Thursday, 28 August 2014

I salute three genuinely brave people - Douglas Carswell MP and two dedicated smokers who've just quit

I'll start with the two who have recently quit cigarettes. One of them is a close relative, the other a friend since schooldays. They are undoubtedly the two most committed smokers I have ever known - in comparison with them, my 30+ years forty-a-day habit was a distinctly lukewarm, amateurish affair: indeed, so laodicean was my attitude that I spent my last 15 years as a smoker on Silk Cut, having eschewed Benson & Hedges. I'm sure if either of these chaps had been handed a packet of low-tar cigarettes, they'd have crushed it in one hand and thrown it aside, laughing contemptuously as they did so.

I feel relatively safe in mentioning their triumphant overcoming of addiction now because the first has just clocked up 69 non-smoking days, and the other isn't far behind. It's generally reckoned that it takes 21 days to break a habit - but all of us ex-puffers know that smoking is a distinctly more addictive activity than, say, drinking coffee or eating peanut butter (both of which I gave up years ago). Smoking defines your day from the moment you wake up till you drop off to sleep in a way that munching peanut-butter sandwiches just doesn't.

One of this pair of heroes has managed it using nothing more than patches and gum (I added Chupa-Chups lollipops - not necessarily recommended, given that I immediately broke two teeth as a result). The other is using e-cigarettes, which the sour-faced leftist puritan health-Nazis of the World Health Organisation now want banned in workplaces and restaurants.
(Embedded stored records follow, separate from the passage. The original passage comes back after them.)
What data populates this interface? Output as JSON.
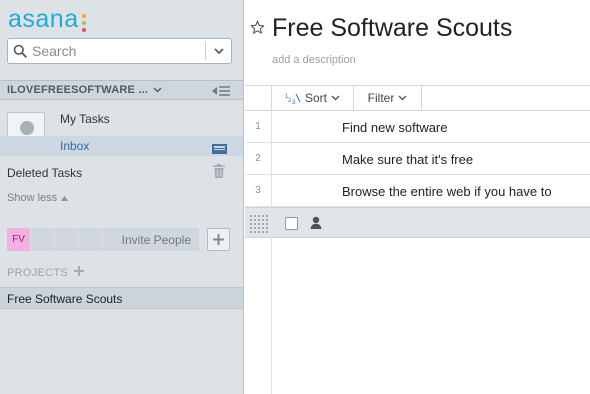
{
  "app": {
    "logo_text": "asana"
  },
  "search": {
    "placeholder": "Search"
  },
  "workspace": {
    "name": "ILOVEFREESOFTWARE ..."
  },
  "sidebar": {
    "my_tasks": "My Tasks",
    "inbox": "Inbox",
    "deleted_tasks": "Deleted Tasks",
    "show_less": "Show less",
    "members": {
      "initials": "FV",
      "invite_label": "Invite People"
    },
    "projects_header": "PROJECTS",
    "projects": [
      {
        "name": "Free Software Scouts"
      }
    ]
  },
  "main": {
    "title": "Free Software Scouts",
    "description_placeholder": "add a description",
    "toolbar": {
      "sort_label": "Sort",
      "filter_label": "Filter"
    },
    "tasks": [
      {
        "num": "1",
        "text": "Find new software"
      },
      {
        "num": "2",
        "text": "Make sure that it's free"
      },
      {
        "num": "3",
        "text": "Browse the entire web if you have to"
      }
    ]
  },
  "colors": {
    "brand": "#22a9d6",
    "sidebar_bg": "#dde2e7",
    "selected_row": "#cbd3db",
    "member_badge": "#f3b0e0"
  },
  "icons": [
    "search-icon",
    "chevron-down-icon",
    "collapse-sidebar-icon",
    "user-avatar-icon",
    "inbox-tray-icon",
    "trash-icon",
    "triangle-up-icon",
    "plus-icon",
    "star-icon",
    "sort-icon",
    "drag-handle-icon",
    "checkbox-icon",
    "assignee-icon"
  ]
}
It doesn't really matter what you use (as long as it isn't even more harmful than cigarette tar) - giving up smoking cigarettes after four (in one case five) decades is a tremedous achievement. Venceremos, amigos! 

As for Douglas Carswell, who this morning quit as Tory MP for Clacton in order to join UKIP - well, what an honourbale, brave, principled man. I'll admit to being a fan (there's a permanent link to his blog in the Blogfeeds section on this page). I'm particularly impressed by his decision not simply to switch horses mid-stream and wait until next year's general election before giving Clacton's voters a say, but to resign as an MP and force a by-election. If he had clung on to his seat - even for nine months - it would have made his calls for genuine democracy seem pretty hollow. Now, no one can accuse him of opportunism. I'm one of those former Conservative supporters who has begun to have doubts about supporting UKIP next year, because the thought of that dreadful little twit Ed Miliband as Prime Minister makes me shudder. But I - and, I suspect, tens of thousands of others traditional Tory voters, many in key marginals - will be enjoying the thought of David Cameron and his modernising cronies breaking out into a cold sweat at the news of Carswell's heroic defection.

I notice that the Telegraph has barred comments on Tory MEP Daniel Hannan's latest blog, published this morning. This could be because his subject is the revelation that multiculturalism caused the sexual abuse of 1400 mainly white children in Rotheram at the hands of sexually predatory gangs comprised mostly of Pakistani Muslims. Or it might be an attempt to fend of the hundreds of readers who would very much like to know what exactly is stopping Hannan from following the example of his brave chum, Carswell. Go on, Dan - you know you want to.


  1. Couage, mon brave! Allowing that snivelling apologist for a Conservative, Cameron, back into office simply because of a fear of Milliband (however justified) is precisely what the bastards hope for - and why they've let the clown, Johnson back in from the funny farm.

    I salute Mr Carswell and I fart in Mr Hannan's general direction unless he grows up and follows Carswell's splendid lead.

    My own lazy bitch of a Tory MP has twice failed to respond to a detailed letter about local wind farm plans, I shall enjoy raising the UKIP flag even more next year...

    1. Mind you, if the Jocks vote "Yes", it all becomes moot, as we will have a conservative government in perpetuity. Otherwise, the Miliband conundrum won't go away, let alone the thought of Ed Balls as Chancellor. Harriet Harman??? Andy Burnham????? Believe me, GCooper, I'm trying to stand firm, I really am, but it's not easy. Still, I'm thoroughly looking forward to a massive win for Carswell.